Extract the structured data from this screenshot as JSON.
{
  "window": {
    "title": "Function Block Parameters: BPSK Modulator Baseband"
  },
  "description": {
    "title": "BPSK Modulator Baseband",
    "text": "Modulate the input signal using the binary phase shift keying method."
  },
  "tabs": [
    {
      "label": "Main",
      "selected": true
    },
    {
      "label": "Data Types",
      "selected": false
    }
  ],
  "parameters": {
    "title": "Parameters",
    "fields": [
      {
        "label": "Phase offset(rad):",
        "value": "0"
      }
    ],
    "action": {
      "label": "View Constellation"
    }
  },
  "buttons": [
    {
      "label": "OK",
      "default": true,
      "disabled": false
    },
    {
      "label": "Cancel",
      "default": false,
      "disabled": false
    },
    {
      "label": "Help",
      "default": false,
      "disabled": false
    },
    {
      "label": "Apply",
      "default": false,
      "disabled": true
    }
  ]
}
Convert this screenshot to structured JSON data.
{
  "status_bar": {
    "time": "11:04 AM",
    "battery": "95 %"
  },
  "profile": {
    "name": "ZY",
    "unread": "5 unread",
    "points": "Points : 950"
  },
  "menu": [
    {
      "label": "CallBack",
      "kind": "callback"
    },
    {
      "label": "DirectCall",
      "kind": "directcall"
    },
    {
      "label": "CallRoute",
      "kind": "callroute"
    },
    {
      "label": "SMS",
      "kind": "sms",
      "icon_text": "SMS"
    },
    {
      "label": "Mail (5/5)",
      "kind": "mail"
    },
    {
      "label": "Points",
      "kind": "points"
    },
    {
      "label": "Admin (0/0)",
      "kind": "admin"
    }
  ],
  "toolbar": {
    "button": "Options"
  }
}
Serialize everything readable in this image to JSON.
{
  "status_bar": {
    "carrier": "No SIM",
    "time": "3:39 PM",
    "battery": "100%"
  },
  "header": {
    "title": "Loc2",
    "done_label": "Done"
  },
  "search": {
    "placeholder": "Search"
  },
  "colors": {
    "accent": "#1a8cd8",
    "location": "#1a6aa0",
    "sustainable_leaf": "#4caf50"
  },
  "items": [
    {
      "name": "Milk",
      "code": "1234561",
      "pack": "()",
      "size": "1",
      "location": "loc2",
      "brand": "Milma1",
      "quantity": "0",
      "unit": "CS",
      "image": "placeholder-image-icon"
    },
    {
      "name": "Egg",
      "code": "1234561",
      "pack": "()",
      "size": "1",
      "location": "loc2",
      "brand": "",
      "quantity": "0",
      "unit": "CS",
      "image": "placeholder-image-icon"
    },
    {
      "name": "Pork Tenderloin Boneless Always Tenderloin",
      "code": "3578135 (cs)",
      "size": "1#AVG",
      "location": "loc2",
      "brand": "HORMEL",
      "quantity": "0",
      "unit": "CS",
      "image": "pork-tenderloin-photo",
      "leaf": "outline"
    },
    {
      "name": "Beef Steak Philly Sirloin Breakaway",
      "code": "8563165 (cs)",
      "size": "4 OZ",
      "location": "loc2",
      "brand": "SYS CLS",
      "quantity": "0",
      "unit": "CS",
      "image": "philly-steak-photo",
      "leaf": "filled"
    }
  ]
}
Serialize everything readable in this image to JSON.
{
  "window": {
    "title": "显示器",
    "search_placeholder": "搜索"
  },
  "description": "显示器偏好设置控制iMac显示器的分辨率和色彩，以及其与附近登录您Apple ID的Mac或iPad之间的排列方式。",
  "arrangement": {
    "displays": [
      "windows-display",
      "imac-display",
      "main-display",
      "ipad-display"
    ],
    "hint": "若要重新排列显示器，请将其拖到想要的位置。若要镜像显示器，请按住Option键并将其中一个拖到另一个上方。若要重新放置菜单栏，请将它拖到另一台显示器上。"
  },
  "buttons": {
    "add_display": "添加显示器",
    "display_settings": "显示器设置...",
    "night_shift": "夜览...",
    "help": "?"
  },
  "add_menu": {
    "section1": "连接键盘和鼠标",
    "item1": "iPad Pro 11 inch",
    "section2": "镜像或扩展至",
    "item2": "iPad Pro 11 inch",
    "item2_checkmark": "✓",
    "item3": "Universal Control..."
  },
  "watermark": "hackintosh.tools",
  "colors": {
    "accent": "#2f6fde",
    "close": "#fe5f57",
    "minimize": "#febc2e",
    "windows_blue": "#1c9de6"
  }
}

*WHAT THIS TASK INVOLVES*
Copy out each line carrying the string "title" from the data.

*PROBLEM SOLUTION*
    "title": "Function Block Parameters: BPSK Modulator Baseband"
    "title": "BPSK Modulator Baseband",
    "title": "Parameters",
    "title": "Loc2",
    "title": "显示器",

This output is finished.